* GIVEN INFORMATION
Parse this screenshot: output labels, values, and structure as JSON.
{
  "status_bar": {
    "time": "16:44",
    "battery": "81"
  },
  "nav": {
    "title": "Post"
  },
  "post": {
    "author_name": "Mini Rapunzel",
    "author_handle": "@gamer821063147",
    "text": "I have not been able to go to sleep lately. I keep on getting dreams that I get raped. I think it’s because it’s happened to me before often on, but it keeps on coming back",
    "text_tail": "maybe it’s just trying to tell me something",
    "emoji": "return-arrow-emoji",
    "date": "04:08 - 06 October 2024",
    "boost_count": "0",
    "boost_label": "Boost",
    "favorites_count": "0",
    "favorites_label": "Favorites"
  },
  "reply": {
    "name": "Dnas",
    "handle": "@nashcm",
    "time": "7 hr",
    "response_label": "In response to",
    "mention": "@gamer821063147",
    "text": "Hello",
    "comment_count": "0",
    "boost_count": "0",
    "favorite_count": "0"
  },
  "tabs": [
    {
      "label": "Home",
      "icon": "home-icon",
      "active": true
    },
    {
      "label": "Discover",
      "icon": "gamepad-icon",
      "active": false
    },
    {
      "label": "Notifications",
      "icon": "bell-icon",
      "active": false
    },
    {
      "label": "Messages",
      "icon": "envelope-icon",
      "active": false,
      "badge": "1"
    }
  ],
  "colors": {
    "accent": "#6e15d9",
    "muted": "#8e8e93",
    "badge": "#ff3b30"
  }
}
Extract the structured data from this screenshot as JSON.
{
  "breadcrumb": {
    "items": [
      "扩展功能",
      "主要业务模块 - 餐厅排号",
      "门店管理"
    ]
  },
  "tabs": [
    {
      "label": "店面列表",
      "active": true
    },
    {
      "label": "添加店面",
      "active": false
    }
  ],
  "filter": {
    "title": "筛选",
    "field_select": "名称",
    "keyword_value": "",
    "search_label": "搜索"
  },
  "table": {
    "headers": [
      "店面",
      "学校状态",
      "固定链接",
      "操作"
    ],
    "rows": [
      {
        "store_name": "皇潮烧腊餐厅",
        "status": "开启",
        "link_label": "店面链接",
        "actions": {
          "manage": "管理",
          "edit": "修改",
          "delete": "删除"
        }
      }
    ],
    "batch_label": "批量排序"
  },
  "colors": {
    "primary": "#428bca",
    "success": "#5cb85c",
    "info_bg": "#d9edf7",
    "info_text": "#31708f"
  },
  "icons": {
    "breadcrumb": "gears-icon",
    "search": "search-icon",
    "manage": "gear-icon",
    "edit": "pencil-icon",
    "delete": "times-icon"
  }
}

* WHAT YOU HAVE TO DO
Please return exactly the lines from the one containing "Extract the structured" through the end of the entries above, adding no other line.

* REPLY
Extract the structured data from this screenshot as JSON.
{
  "breadcrumb": {
    "items": [
      "扩展功能",
      "主要业务模块 - 餐厅排号",
      "门店管理"
    ]
  },
  "tabs": [
    {
      "label": "店面列表",
      "active": true
    },
    {
      "label": "添加店面",
      "active": false
    }
  ],
  "filter": {
    "title": "筛选",
    "field_select": "名称",
    "keyword_value": "",
    "search_label": "搜索"
  },
  "table": {
    "headers": [
      "店面",
      "学校状态",
      "固定链接",
      "操作"
    ],
    "rows": [
      {
        "store_name": "皇潮烧腊餐厅",
        "status": "开启",
        "link_label": "店面链接",
        "actions": {
          "manage": "管理",
          "edit": "修改",
          "delete": "删除"
        }
      }
    ],
    "batch_label": "批量排序"
  },
  "colors": {
    "primary": "#428bca",
    "success": "#5cb85c",
    "info_bg": "#d9edf7",
    "info_text": "#31708f"
  },
  "icons": {
    "breadcrumb": "gears-icon",
    "search": "search-icon",
    "manage": "gear-icon",
    "edit": "pencil-icon",
    "delete": "times-icon"
  }
}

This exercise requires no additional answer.